Start of Given records

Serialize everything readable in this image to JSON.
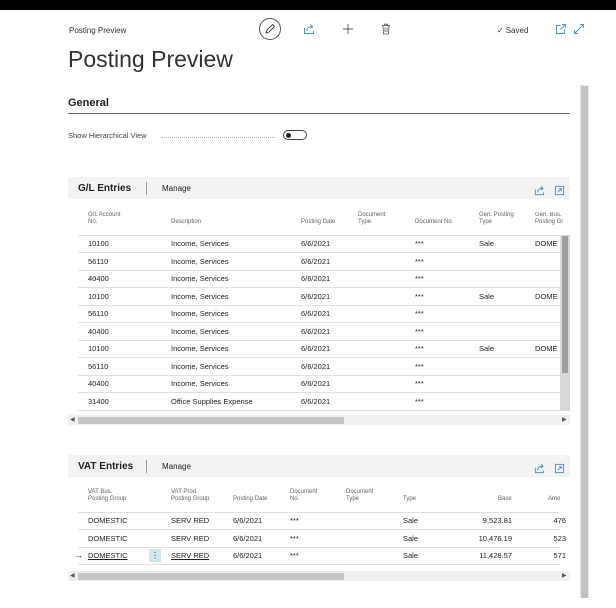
{
  "header": {
    "breadcrumb": "Posting Preview",
    "title": "Posting Preview",
    "status": "Saved",
    "status_icon": "check-icon"
  },
  "general": {
    "title": "General",
    "hier_label": "Show Hierarchical View",
    "hier_value": false
  },
  "gl": {
    "title": "G/L Entries",
    "manage": "Manage",
    "headers": {
      "acc1": "G/L Account",
      "acc2": "No.",
      "desc": "Description",
      "date": "Posting Date",
      "dtype1": "Document",
      "dtype2": "Type",
      "docno": "Document No.",
      "gpt1": "Gen. Posting",
      "gpt2": "Type",
      "gbpg1": "Gen. Bus.",
      "gbpg2": "Posting Gr"
    },
    "rows": [
      {
        "acc": "10100",
        "desc": "Income, Services",
        "date": "6/6/2021",
        "doc": "***",
        "type": "Sale",
        "bus": "DOME"
      },
      {
        "acc": "56110",
        "desc": "Income, Services",
        "date": "6/6/2021",
        "doc": "***",
        "type": "",
        "bus": ""
      },
      {
        "acc": "40400",
        "desc": "Income, Services",
        "date": "6/6/2021",
        "doc": "***",
        "type": "",
        "bus": ""
      },
      {
        "acc": "10100",
        "desc": "Income, Services",
        "date": "6/6/2021",
        "doc": "***",
        "type": "Sale",
        "bus": "DOME"
      },
      {
        "acc": "56110",
        "desc": "Income, Services",
        "date": "6/6/2021",
        "doc": "***",
        "type": "",
        "bus": ""
      },
      {
        "acc": "40400",
        "desc": "Income, Services",
        "date": "6/6/2021",
        "doc": "***",
        "type": "",
        "bus": ""
      },
      {
        "acc": "10100",
        "desc": "Income, Services",
        "date": "6/6/2021",
        "doc": "***",
        "type": "Sale",
        "bus": "DOME"
      },
      {
        "acc": "56110",
        "desc": "Income, Services",
        "date": "6/6/2021",
        "doc": "***",
        "type": "",
        "bus": ""
      },
      {
        "acc": "40400",
        "desc": "Income, Services",
        "date": "6/6/2021",
        "doc": "***",
        "type": "",
        "bus": ""
      },
      {
        "acc": "31400",
        "desc": "Office Supplies Expense",
        "date": "6/6/2021",
        "doc": "***",
        "type": "",
        "bus": ""
      }
    ]
  },
  "vat": {
    "title": "VAT Entries",
    "manage": "Manage",
    "headers": {
      "bus1": "VAT Bus.",
      "bus2": "Posting Group",
      "prod1": "VAT Prod.",
      "prod2": "Posting Group",
      "date": "Posting Date",
      "docno1": "Document",
      "docno2": "No.",
      "dtype1": "Document",
      "dtype2": "Type",
      "type": "Type",
      "base": "Base",
      "amount": "Amo"
    },
    "rows": [
      {
        "bus": "DOMESTIC",
        "prod": "SERV RED",
        "date": "6/6/2021",
        "doc": "***",
        "type": "Sale",
        "base": "9,523.81",
        "amount": "476"
      },
      {
        "bus": "DOMESTIC",
        "prod": "SERV RED",
        "date": "6/6/2021",
        "doc": "***",
        "type": "Sale",
        "base": "10,476.19",
        "amount": "523"
      },
      {
        "bus": "DOMESTIC",
        "prod": "SERV RED",
        "date": "6/6/2021",
        "doc": "***",
        "type": "Sale",
        "base": "11,428.57",
        "amount": "571"
      }
    ],
    "selected_row": 2
  }
}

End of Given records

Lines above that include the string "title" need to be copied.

    "title": "Posting Preview",
    "title": "General",
    "title": "G/L Entries",
    "title": "VAT Entries",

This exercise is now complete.